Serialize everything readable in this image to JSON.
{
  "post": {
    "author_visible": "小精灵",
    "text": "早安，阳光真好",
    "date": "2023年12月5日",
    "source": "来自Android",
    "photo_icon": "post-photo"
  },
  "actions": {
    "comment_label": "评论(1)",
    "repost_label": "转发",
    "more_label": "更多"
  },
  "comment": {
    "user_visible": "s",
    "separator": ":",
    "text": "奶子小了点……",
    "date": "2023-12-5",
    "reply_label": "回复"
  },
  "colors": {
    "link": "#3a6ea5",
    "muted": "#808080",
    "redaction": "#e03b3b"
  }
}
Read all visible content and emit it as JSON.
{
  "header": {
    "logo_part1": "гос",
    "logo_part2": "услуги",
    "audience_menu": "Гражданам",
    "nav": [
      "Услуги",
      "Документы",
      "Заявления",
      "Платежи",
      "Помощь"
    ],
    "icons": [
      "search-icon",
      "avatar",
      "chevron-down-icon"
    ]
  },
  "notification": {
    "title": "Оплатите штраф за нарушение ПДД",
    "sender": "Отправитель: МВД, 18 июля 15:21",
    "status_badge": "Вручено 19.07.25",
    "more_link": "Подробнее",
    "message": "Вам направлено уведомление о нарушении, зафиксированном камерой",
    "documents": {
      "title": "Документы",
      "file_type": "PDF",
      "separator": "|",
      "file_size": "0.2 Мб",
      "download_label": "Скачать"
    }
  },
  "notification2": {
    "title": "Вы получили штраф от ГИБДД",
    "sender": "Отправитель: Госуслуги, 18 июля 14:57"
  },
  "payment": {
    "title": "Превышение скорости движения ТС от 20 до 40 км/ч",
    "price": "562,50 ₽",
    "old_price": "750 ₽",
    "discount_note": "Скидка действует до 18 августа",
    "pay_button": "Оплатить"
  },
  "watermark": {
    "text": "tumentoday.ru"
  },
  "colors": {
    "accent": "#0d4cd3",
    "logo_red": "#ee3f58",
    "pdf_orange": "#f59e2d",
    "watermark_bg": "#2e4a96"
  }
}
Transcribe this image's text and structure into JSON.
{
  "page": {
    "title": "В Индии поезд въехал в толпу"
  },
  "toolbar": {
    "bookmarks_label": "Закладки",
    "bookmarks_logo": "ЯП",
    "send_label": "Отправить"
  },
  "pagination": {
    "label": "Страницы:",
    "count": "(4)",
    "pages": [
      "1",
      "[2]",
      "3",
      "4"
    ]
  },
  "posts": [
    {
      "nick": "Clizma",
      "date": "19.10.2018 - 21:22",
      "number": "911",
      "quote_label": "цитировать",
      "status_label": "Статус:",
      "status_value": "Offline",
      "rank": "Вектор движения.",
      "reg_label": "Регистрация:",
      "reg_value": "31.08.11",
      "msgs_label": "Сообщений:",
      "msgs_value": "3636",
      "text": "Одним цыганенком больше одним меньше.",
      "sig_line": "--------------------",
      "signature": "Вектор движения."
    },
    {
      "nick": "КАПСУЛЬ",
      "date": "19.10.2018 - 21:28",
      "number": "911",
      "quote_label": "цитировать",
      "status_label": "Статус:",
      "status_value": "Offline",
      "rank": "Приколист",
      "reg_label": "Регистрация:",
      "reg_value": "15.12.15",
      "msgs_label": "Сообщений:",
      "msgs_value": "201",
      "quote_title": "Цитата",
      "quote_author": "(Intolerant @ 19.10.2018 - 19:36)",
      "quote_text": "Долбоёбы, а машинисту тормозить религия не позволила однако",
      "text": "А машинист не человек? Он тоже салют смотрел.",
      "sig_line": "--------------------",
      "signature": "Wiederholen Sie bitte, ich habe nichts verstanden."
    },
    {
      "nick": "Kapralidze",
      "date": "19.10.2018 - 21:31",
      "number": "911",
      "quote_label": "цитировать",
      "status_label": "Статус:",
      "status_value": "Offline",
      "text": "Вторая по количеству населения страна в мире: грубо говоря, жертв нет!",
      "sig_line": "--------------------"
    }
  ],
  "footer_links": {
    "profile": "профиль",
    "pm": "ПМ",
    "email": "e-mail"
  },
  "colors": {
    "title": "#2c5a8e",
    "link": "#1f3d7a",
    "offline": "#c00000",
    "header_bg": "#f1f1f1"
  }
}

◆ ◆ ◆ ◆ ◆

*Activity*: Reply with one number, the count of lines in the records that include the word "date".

*Written solution*: 5